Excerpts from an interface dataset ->
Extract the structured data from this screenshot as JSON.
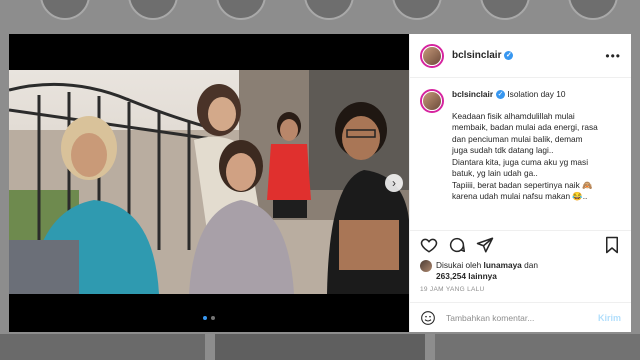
{
  "post": {
    "username": "bclsinclair",
    "more_icon": "more-horizontal-icon",
    "caption_title": "Isolation day 10",
    "caption_lines": [
      "Keadaan fisik alhamdulillah mulai",
      "membaik, badan mulai ada energi, rasa",
      "dan penciuman mulai balik, demam",
      "juga sudah tdk datang lagi..",
      "Diantara kita, juga cuma aku yg masi",
      "batuk, yg lain udah ga..",
      "Tapiiii, berat badan sepertinya naik 🙈",
      "karena udah mulai nafsu makan 😂.."
    ],
    "likes_prefix": "Disukai oleh",
    "likes_user": "lunamaya",
    "likes_and": "dan",
    "likes_count": "263,254 lainnya",
    "timestamp": "19 JAM YANG LALU",
    "comment_placeholder": "Tambahkan komentar...",
    "post_button": "Kirim",
    "next_arrow": "›"
  },
  "colors": {
    "accent": "#3897f0",
    "post_button": "#b2dffc",
    "muted": "#8e8e8e"
  }
}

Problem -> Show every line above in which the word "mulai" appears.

Your solution ->
      "Keadaan fisik alhamdulillah mulai",
      "membaik, badan mulai ada energi, rasa",
      "dan penciuman mulai balik, demam",
      "karena udah mulai nafsu makan 😂.."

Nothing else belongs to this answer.